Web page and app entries
# # # # #

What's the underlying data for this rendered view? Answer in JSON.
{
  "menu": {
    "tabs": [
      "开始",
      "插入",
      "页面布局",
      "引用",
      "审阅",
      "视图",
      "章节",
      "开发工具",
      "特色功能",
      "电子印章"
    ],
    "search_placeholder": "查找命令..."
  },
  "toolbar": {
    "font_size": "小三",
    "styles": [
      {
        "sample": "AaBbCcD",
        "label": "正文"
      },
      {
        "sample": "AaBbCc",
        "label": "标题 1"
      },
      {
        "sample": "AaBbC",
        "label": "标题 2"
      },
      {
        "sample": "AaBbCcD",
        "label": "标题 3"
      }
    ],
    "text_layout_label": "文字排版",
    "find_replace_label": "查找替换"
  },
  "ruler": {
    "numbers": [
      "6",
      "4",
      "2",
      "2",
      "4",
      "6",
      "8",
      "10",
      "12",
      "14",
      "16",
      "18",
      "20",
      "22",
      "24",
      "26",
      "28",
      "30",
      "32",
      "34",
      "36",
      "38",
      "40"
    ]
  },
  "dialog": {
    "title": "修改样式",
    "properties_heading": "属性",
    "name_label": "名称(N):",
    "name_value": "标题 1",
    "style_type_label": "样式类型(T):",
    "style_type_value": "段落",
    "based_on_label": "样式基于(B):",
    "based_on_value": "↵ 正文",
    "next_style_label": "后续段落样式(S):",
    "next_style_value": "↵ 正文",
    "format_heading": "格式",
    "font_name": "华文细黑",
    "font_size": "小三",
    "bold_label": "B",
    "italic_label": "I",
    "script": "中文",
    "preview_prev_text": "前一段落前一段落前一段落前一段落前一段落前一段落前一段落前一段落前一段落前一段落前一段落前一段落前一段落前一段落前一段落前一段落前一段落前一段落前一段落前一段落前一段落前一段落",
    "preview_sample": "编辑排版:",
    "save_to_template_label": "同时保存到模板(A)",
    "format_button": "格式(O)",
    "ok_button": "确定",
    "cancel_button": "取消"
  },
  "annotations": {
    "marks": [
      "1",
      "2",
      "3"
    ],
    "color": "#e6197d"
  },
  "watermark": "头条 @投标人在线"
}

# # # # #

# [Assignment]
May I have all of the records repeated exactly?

# [Exercise result]
What's the underlying data for this rendered view? Answer in JSON.
{
  "menu": {
    "tabs": [
      "开始",
      "插入",
      "页面布局",
      "引用",
      "审阅",
      "视图",
      "章节",
      "开发工具",
      "特色功能",
      "电子印章"
    ],
    "search_placeholder": "查找命令..."
  },
  "toolbar": {
    "font_size": "小三",
    "styles": [
      {
        "sample": "AaBbCcD",
        "label": "正文"
      },
      {
        "sample": "AaBbCc",
        "label": "标题 1"
      },
      {
        "sample": "AaBbC",
        "label": "标题 2"
      },
      {
        "sample": "AaBbCcD",
        "label": "标题 3"
      }
    ],
    "text_layout_label": "文字排版",
    "find_replace_label": "查找替换"
  },
  "ruler": {
    "numbers": [
      "6",
      "4",
      "2",
      "2",
      "4",
      "6",
      "8",
      "10",
      "12",
      "14",
      "16",
      "18",
      "20",
      "22",
      "24",
      "26",
      "28",
      "30",
      "32",
      "34",
      "36",
      "38",
      "40"
    ]
  },
  "dialog": {
    "title": "修改样式",
    "properties_heading": "属性",
    "name_label": "名称(N):",
    "name_value": "标题 1",
    "style_type_label": "样式类型(T):",
    "style_type_value": "段落",
    "based_on_label": "样式基于(B):",
    "based_on_value": "↵ 正文",
    "next_style_label": "后续段落样式(S):",
    "next_style_value": "↵ 正文",
    "format_heading": "格式",
    "font_name": "华文细黑",
    "font_size": "小三",
    "bold_label": "B",
    "italic_label": "I",
    "script": "中文",
    "preview_prev_text": "前一段落前一段落前一段落前一段落前一段落前一段落前一段落前一段落前一段落前一段落前一段落前一段落前一段落前一段落前一段落前一段落前一段落前一段落前一段落前一段落前一段落前一段落",
    "preview_sample": "编辑排版:",
    "save_to_template_label": "同时保存到模板(A)",
    "format_button": "格式(O)",
    "ok_button": "确定",
    "cancel_button": "取消"
  },
  "annotations": {
    "marks": [
      "1",
      "2",
      "3"
    ],
    "color": "#e6197d"
  },
  "watermark": "头条 @投标人在线"
}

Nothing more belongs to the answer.